*SUPPLIED DATA*:

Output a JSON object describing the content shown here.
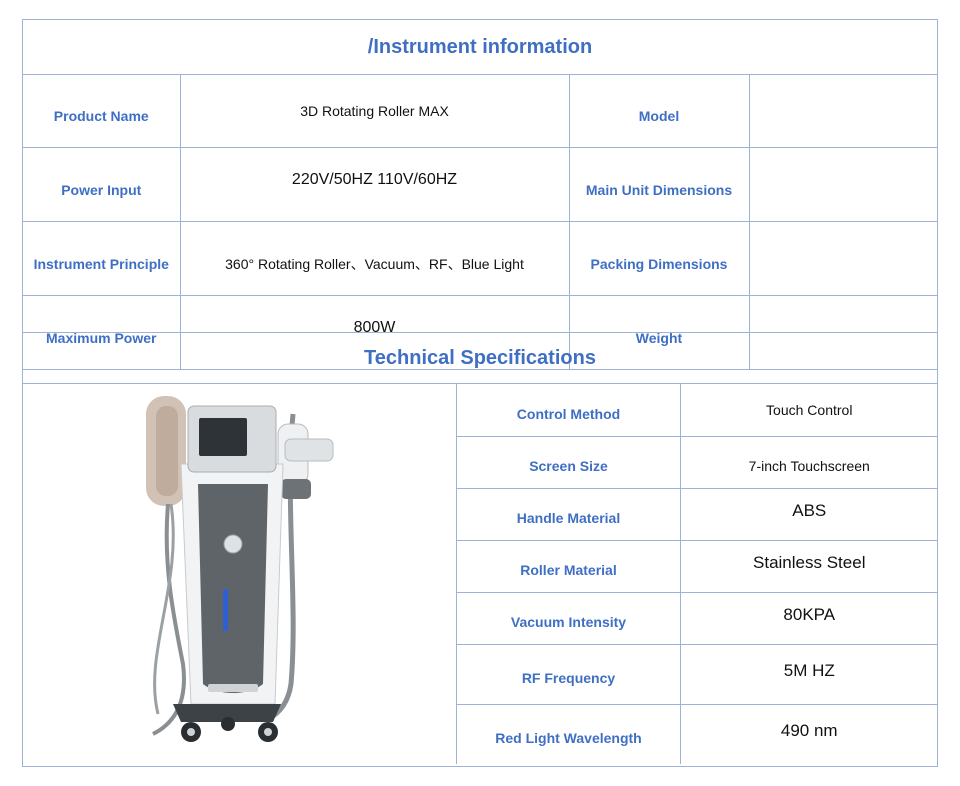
{
  "header": {
    "title": "/Instrument information"
  },
  "info_rows": [
    {
      "label1": "Product Name",
      "value1": "3D Rotating Roller MAX",
      "label2": "Model",
      "value2": ""
    },
    {
      "label1": "Power Input",
      "value1": "220V/50HZ  110V/60HZ",
      "label2": "Main Unit Dimensions",
      "value2": ""
    },
    {
      "label1": "Instrument Principle",
      "value1": "360° Rotating Roller、Vacuum、RF、Blue Light",
      "label2": "Packing Dimensions",
      "value2": ""
    },
    {
      "label1": "Maximum Power",
      "value1": "800W",
      "label2": "Weight",
      "value2": ""
    }
  ],
  "specs": {
    "title": "Technical Specifications",
    "rows": [
      {
        "label": "Control Method",
        "value": "Touch Control"
      },
      {
        "label": "Screen Size",
        "value": "7-inch Touchscreen"
      },
      {
        "label": "Handle Material",
        "value": "ABS"
      },
      {
        "label": "Roller Material",
        "value": "Stainless Steel"
      },
      {
        "label": "Vacuum Intensity",
        "value": "80KPA"
      },
      {
        "label": "RF Frequency",
        "value": "5M HZ"
      },
      {
        "label": "Red Light Wavelength",
        "value": "490 nm"
      }
    ]
  },
  "colors": {
    "accent": "#3f6fc4",
    "border": "#9fb3d9",
    "device_body": "#5f6468",
    "device_shell": "#f2f3f4",
    "screen": "#2e3338",
    "indicator": "#2f5fd0"
  },
  "image": {
    "icon": "beauty-device-machine-icon"
  }
}
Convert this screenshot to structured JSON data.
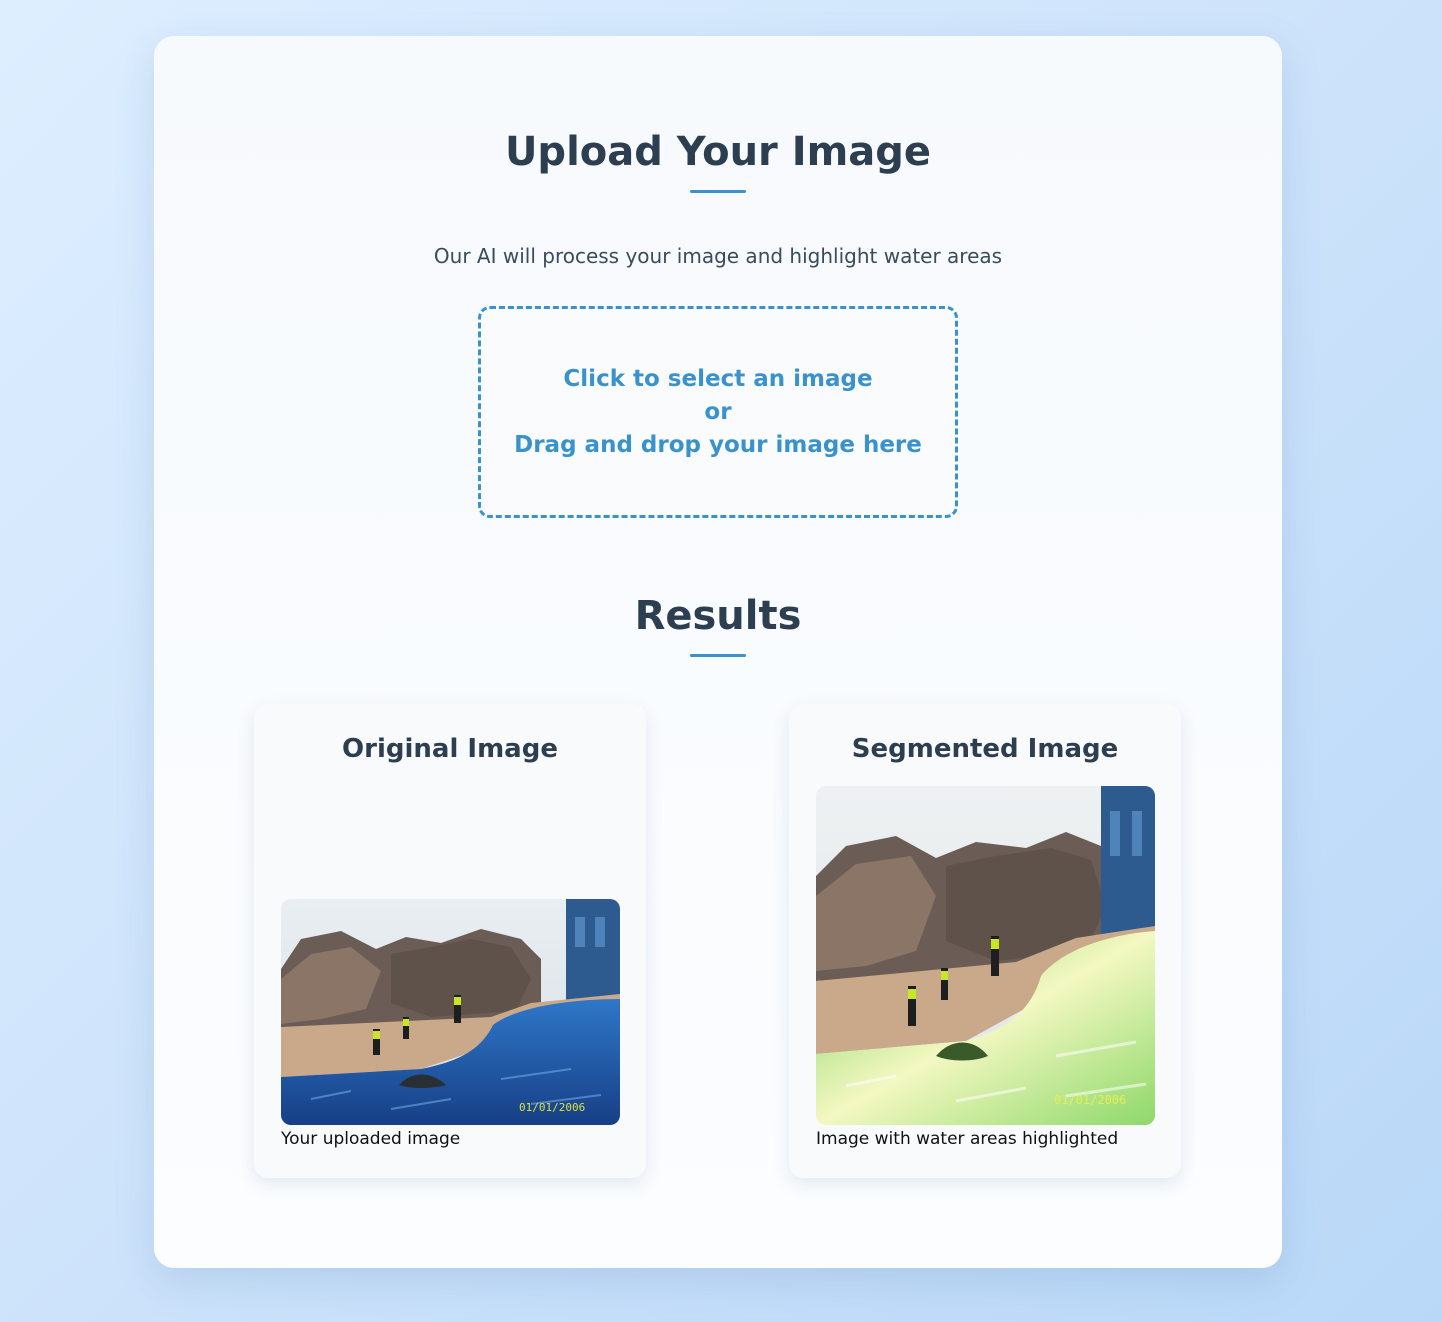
{
  "upload": {
    "title": "Upload Your Image",
    "subtitle": "Our AI will process your image and highlight water areas",
    "dropzone": {
      "line1": "Click to select an image",
      "line2": "or",
      "line3": "Drag and drop your image here"
    }
  },
  "results": {
    "title": "Results",
    "original": {
      "title": "Original Image",
      "caption": "Your uploaded image"
    },
    "segmented": {
      "title": "Segmented Image",
      "caption": "Image with water areas highlighted"
    }
  },
  "colors": {
    "accent": "#3a92cd",
    "heading": "#2c3e50",
    "water_original": "#1f5fae",
    "water_highlight": "#9ee070"
  }
}
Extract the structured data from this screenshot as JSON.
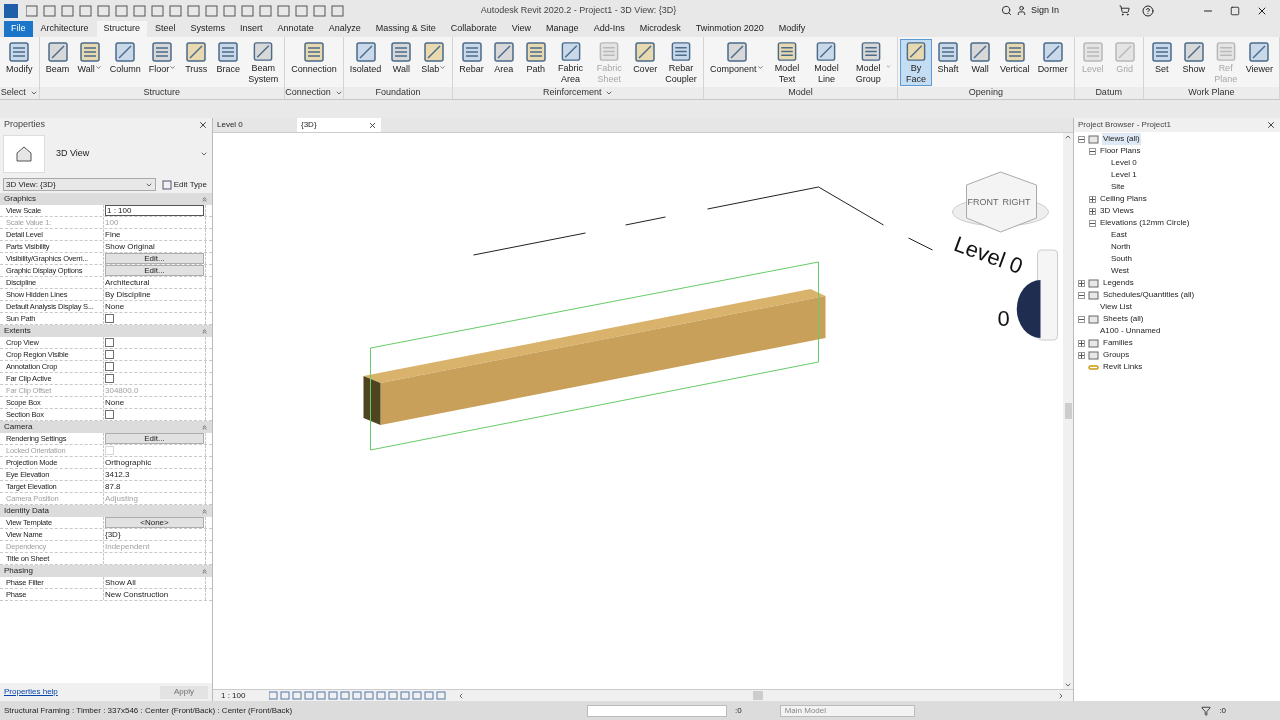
{
  "window": {
    "title": "Autodesk Revit 2020.2 - Project1 - 3D View: {3D}",
    "sign_in": "Sign In"
  },
  "menu_tabs": [
    {
      "label": "File",
      "kind": "file",
      "selected": false
    },
    {
      "label": "Architecture",
      "kind": "tab",
      "selected": false
    },
    {
      "label": "Structure",
      "kind": "tab",
      "selected": true
    },
    {
      "label": "Steel",
      "kind": "tab",
      "selected": false
    },
    {
      "label": "Systems",
      "kind": "tab",
      "selected": false
    },
    {
      "label": "Insert",
      "kind": "tab",
      "selected": false
    },
    {
      "label": "Annotate",
      "kind": "tab",
      "selected": false
    },
    {
      "label": "Analyze",
      "kind": "tab",
      "selected": false
    },
    {
      "label": "Massing & Site",
      "kind": "tab",
      "selected": false
    },
    {
      "label": "Collaborate",
      "kind": "tab",
      "selected": false
    },
    {
      "label": "View",
      "kind": "tab",
      "selected": false
    },
    {
      "label": "Manage",
      "kind": "tab",
      "selected": false
    },
    {
      "label": "Add-Ins",
      "kind": "tab",
      "selected": false
    },
    {
      "label": "Microdesk",
      "kind": "tab",
      "selected": false
    },
    {
      "label": "Twinmotion 2020",
      "kind": "tab",
      "selected": false
    },
    {
      "label": "Modify",
      "kind": "tab",
      "selected": false
    }
  ],
  "ribbon_panels": [
    {
      "title": "Select",
      "menu": true,
      "tools": [
        {
          "label": "Modify",
          "disabled": false,
          "selected": false,
          "dropdown": false
        }
      ]
    },
    {
      "title": "Structure",
      "menu": false,
      "tools": [
        {
          "label": "Beam",
          "disabled": false,
          "selected": false,
          "dropdown": false
        },
        {
          "label": "Wall",
          "disabled": false,
          "selected": false,
          "dropdown": true
        },
        {
          "label": "Column",
          "disabled": false,
          "selected": false,
          "dropdown": false
        },
        {
          "label": "Floor",
          "disabled": false,
          "selected": false,
          "dropdown": true
        },
        {
          "label": "Truss",
          "disabled": false,
          "selected": false,
          "dropdown": false
        },
        {
          "label": "Brace",
          "disabled": false,
          "selected": false,
          "dropdown": false
        },
        {
          "label": "Beam System",
          "disabled": false,
          "selected": false,
          "dropdown": false
        }
      ]
    },
    {
      "title": "Connection",
      "menu": true,
      "tools": [
        {
          "label": "Connection",
          "disabled": false,
          "selected": false,
          "dropdown": false
        }
      ]
    },
    {
      "title": "Foundation",
      "menu": false,
      "tools": [
        {
          "label": "Isolated",
          "disabled": false,
          "selected": false,
          "dropdown": false
        },
        {
          "label": "Wall",
          "disabled": false,
          "selected": false,
          "dropdown": false
        },
        {
          "label": "Slab",
          "disabled": false,
          "selected": false,
          "dropdown": true
        }
      ]
    },
    {
      "title": "Reinforcement",
      "menu": true,
      "tools": [
        {
          "label": "Rebar",
          "disabled": false,
          "selected": false,
          "dropdown": false
        },
        {
          "label": "Area",
          "disabled": false,
          "selected": false,
          "dropdown": false
        },
        {
          "label": "Path",
          "disabled": false,
          "selected": false,
          "dropdown": false
        },
        {
          "label": "Fabric Area",
          "disabled": false,
          "selected": false,
          "dropdown": false
        },
        {
          "label": "Fabric Sheet",
          "disabled": true,
          "selected": false,
          "dropdown": false
        },
        {
          "label": "Cover",
          "disabled": false,
          "selected": false,
          "dropdown": false
        },
        {
          "label": "Rebar Coupler",
          "disabled": false,
          "selected": false,
          "dropdown": false
        }
      ]
    },
    {
      "title": "Model",
      "menu": false,
      "tools": [
        {
          "label": "Component",
          "disabled": false,
          "selected": false,
          "dropdown": true
        },
        {
          "label": "Model Text",
          "disabled": false,
          "selected": false,
          "dropdown": false
        },
        {
          "label": "Model Line",
          "disabled": false,
          "selected": false,
          "dropdown": false
        },
        {
          "label": "Model Group",
          "disabled": false,
          "selected": false,
          "dropdown": true
        }
      ]
    },
    {
      "title": "Opening",
      "menu": false,
      "tools": [
        {
          "label": "By Face",
          "disabled": false,
          "selected": true,
          "dropdown": false
        },
        {
          "label": "Shaft",
          "disabled": false,
          "selected": false,
          "dropdown": false
        },
        {
          "label": "Wall",
          "disabled": false,
          "selected": false,
          "dropdown": false
        },
        {
          "label": "Vertical",
          "disabled": false,
          "selected": false,
          "dropdown": false
        },
        {
          "label": "Dormer",
          "disabled": false,
          "selected": false,
          "dropdown": false
        }
      ]
    },
    {
      "title": "Datum",
      "menu": false,
      "tools": [
        {
          "label": "Level",
          "disabled": true,
          "selected": false,
          "dropdown": false
        },
        {
          "label": "Grid",
          "disabled": true,
          "selected": false,
          "dropdown": false
        }
      ]
    },
    {
      "title": "Work Plane",
      "menu": false,
      "tools": [
        {
          "label": "Set",
          "disabled": false,
          "selected": false,
          "dropdown": false
        },
        {
          "label": "Show",
          "disabled": false,
          "selected": false,
          "dropdown": false
        },
        {
          "label": "Ref Plane",
          "disabled": true,
          "selected": false,
          "dropdown": false
        },
        {
          "label": "Viewer",
          "disabled": false,
          "selected": false,
          "dropdown": false
        }
      ]
    }
  ],
  "properties": {
    "title": "Properties",
    "type_name": "3D View",
    "instance": "3D View: {3D}",
    "edit_type": "Edit Type",
    "sections": [
      {
        "title": "Graphics",
        "expanded": true,
        "rows": [
          {
            "label": "View Scale",
            "value": "1 : 100",
            "kind": "input",
            "disabled": false
          },
          {
            "label": "Scale Value    1:",
            "value": "100",
            "kind": "text",
            "disabled": true
          },
          {
            "label": "Detail Level",
            "value": "Fine",
            "kind": "text",
            "disabled": false
          },
          {
            "label": "Parts Visibility",
            "value": "Show Original",
            "kind": "text",
            "disabled": false
          },
          {
            "label": "Visibility/Graphics Overri...",
            "value": "Edit...",
            "kind": "button",
            "disabled": false
          },
          {
            "label": "Graphic Display Options",
            "value": "Edit...",
            "kind": "button",
            "disabled": false
          },
          {
            "label": "Discipline",
            "value": "Architectural",
            "kind": "text",
            "disabled": false
          },
          {
            "label": "Show Hidden Lines",
            "value": "By Discipline",
            "kind": "text",
            "disabled": false
          },
          {
            "label": "Default Analysis Display S...",
            "value": "None",
            "kind": "text",
            "disabled": false
          },
          {
            "label": "Sun Path",
            "checked": false,
            "kind": "checkbox",
            "disabled": false
          }
        ]
      },
      {
        "title": "Extents",
        "expanded": true,
        "rows": [
          {
            "label": "Crop View",
            "checked": false,
            "kind": "checkbox",
            "disabled": false
          },
          {
            "label": "Crop Region Visible",
            "checked": false,
            "kind": "checkbox",
            "disabled": false
          },
          {
            "label": "Annotation Crop",
            "checked": false,
            "kind": "checkbox",
            "disabled": false
          },
          {
            "label": "Far Clip Active",
            "checked": false,
            "kind": "checkbox",
            "disabled": false
          },
          {
            "label": "Far Clip Offset",
            "value": "304800.0",
            "kind": "text",
            "disabled": true
          },
          {
            "label": "Scope Box",
            "value": "None",
            "kind": "text",
            "disabled": false
          },
          {
            "label": "Section Box",
            "checked": false,
            "kind": "checkbox",
            "disabled": false
          }
        ]
      },
      {
        "title": "Camera",
        "expanded": true,
        "rows": [
          {
            "label": "Rendering Settings",
            "value": "Edit...",
            "kind": "button",
            "disabled": false
          },
          {
            "label": "Locked Orientation",
            "checked": false,
            "kind": "checkbox",
            "disabled": true
          },
          {
            "label": "Projection Mode",
            "value": "Orthographic",
            "kind": "text",
            "disabled": false
          },
          {
            "label": "Eye Elevation",
            "value": "3412.3",
            "kind": "text",
            "disabled": false
          },
          {
            "label": "Target Elevation",
            "value": "87.8",
            "kind": "text",
            "disabled": false
          },
          {
            "label": "Camera Position",
            "value": "Adjusting",
            "kind": "text",
            "disabled": true
          }
        ]
      },
      {
        "title": "Identity Data",
        "expanded": true,
        "rows": [
          {
            "label": "View Template",
            "value": "<None>",
            "kind": "button",
            "disabled": false
          },
          {
            "label": "View Name",
            "value": "{3D}",
            "kind": "text",
            "disabled": false
          },
          {
            "label": "Dependency",
            "value": "Independent",
            "kind": "text",
            "disabled": true
          },
          {
            "label": "Title on Sheet",
            "value": "",
            "kind": "text",
            "disabled": false
          }
        ]
      },
      {
        "title": "Phasing",
        "expanded": true,
        "rows": [
          {
            "label": "Phase Filter",
            "value": "Show All",
            "kind": "text",
            "disabled": false
          },
          {
            "label": "Phase",
            "value": "New Construction",
            "kind": "text",
            "disabled": false
          }
        ]
      }
    ],
    "help_link": "Properties help",
    "apply": "Apply",
    "apply_disabled": true
  },
  "view_tabs": [
    {
      "label": "Level 0",
      "selected": false
    },
    {
      "label": "{3D}",
      "selected": true
    }
  ],
  "viewport": {
    "level_label": "Level 0",
    "level_tag": "0",
    "viewcube": [
      "FRONT",
      "RIGHT"
    ],
    "scale": "1 : 100"
  },
  "project_browser": {
    "title": "Project Browser - Project1",
    "tree": [
      {
        "label": "Views (all)",
        "expanded": true,
        "selected": true,
        "children": [
          {
            "label": "Floor Plans",
            "expanded": true,
            "children": [
              {
                "label": "Level 0"
              },
              {
                "label": "Level 1"
              },
              {
                "label": "Site"
              }
            ]
          },
          {
            "label": "Ceiling Plans",
            "expanded": false
          },
          {
            "label": "3D Views",
            "expanded": false
          },
          {
            "label": "Elevations (12mm Circle)",
            "expanded": true,
            "children": [
              {
                "label": "East"
              },
              {
                "label": "North"
              },
              {
                "label": "South"
              },
              {
                "label": "West"
              }
            ]
          }
        ]
      },
      {
        "label": "Legends",
        "expanded": false,
        "selected": false
      },
      {
        "label": "Schedules/Quantities (all)",
        "expanded": true,
        "selected": false,
        "children": [
          {
            "label": "View List"
          }
        ]
      },
      {
        "label": "Sheets (all)",
        "expanded": true,
        "selected": false,
        "children": [
          {
            "label": "A100 - Unnamed"
          }
        ]
      },
      {
        "label": "Families",
        "expanded": false,
        "selected": false
      },
      {
        "label": "Groups",
        "expanded": false,
        "selected": false
      },
      {
        "label": "Revit Links",
        "selected": false
      }
    ]
  },
  "status_bar": {
    "message": "Structural Framing : Timber : 337x546 : Center (Front/Back) : Center (Front/Back)",
    "worksets_count": ":0",
    "model": "Main Model",
    "filter_count": ":0"
  }
}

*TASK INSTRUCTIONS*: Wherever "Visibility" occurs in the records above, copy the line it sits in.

*REPLY TO THE TASK*:
            "label": "Parts Visibility",
            "label": "Visibility/Graphics Overri...",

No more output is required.